Activity: Below are the records; count how many of their lines contain the word "Research" and give that number only.

Data for analysis:
━━━━━━━━━━━━━━━━

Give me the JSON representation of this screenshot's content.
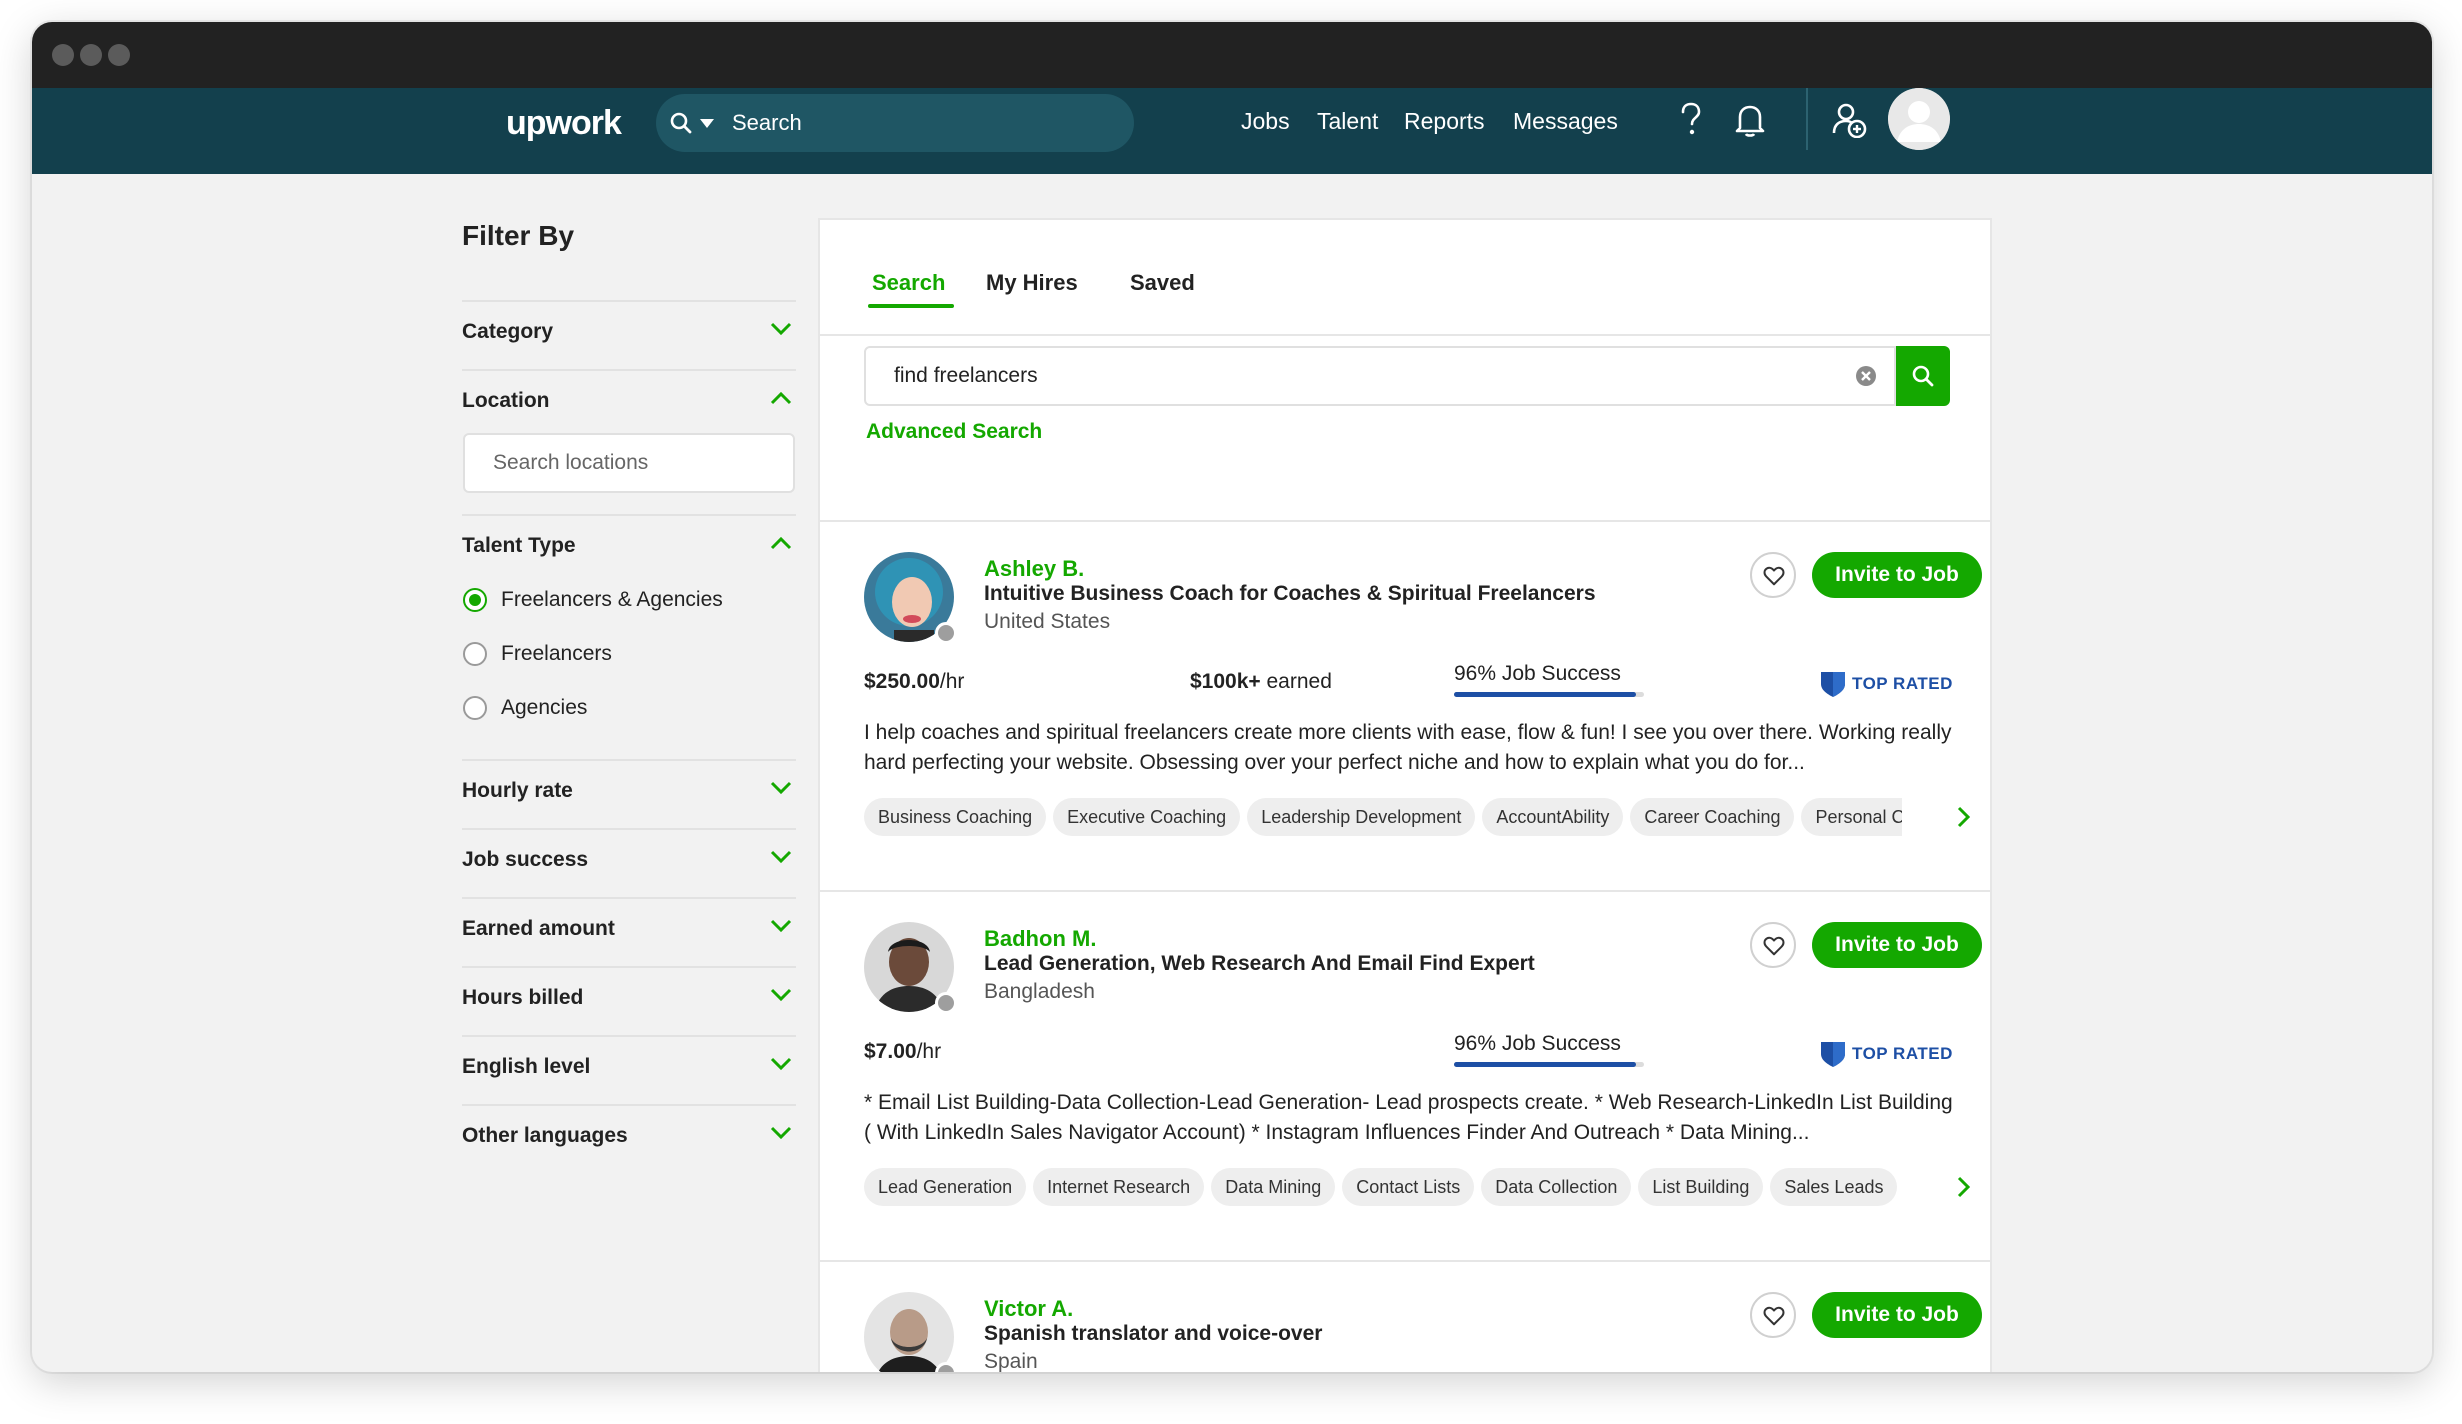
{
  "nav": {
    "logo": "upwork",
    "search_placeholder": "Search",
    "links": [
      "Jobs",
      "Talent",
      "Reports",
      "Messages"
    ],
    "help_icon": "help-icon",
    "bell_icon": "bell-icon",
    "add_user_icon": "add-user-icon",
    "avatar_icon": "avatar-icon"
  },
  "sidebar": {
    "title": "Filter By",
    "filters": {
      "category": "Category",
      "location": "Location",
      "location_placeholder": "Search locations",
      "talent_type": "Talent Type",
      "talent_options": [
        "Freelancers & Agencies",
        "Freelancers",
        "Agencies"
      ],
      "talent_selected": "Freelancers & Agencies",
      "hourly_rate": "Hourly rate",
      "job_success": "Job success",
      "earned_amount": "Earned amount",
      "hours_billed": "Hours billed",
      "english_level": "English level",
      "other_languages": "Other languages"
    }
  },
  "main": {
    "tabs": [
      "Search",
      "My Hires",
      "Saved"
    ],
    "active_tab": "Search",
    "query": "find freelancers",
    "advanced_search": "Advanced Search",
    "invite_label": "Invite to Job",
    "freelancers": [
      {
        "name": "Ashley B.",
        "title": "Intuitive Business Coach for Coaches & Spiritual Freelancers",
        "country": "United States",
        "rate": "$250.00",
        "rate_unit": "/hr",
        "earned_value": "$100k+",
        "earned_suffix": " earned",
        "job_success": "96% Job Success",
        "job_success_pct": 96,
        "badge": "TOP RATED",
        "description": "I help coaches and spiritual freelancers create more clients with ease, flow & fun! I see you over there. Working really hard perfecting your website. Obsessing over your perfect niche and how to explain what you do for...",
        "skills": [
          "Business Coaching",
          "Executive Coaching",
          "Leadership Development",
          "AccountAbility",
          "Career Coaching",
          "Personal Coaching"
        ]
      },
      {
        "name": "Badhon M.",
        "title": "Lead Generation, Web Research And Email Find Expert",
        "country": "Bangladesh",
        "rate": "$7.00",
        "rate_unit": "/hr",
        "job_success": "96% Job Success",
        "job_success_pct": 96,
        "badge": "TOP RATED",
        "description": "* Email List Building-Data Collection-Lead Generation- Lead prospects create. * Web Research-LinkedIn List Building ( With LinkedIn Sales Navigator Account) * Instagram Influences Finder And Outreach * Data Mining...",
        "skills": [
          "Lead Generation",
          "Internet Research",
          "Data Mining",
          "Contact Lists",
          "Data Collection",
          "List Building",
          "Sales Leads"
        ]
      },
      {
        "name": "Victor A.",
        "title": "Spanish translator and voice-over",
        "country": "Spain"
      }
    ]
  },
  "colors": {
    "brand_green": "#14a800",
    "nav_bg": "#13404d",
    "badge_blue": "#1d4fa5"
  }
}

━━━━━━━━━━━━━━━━

Answer section: 3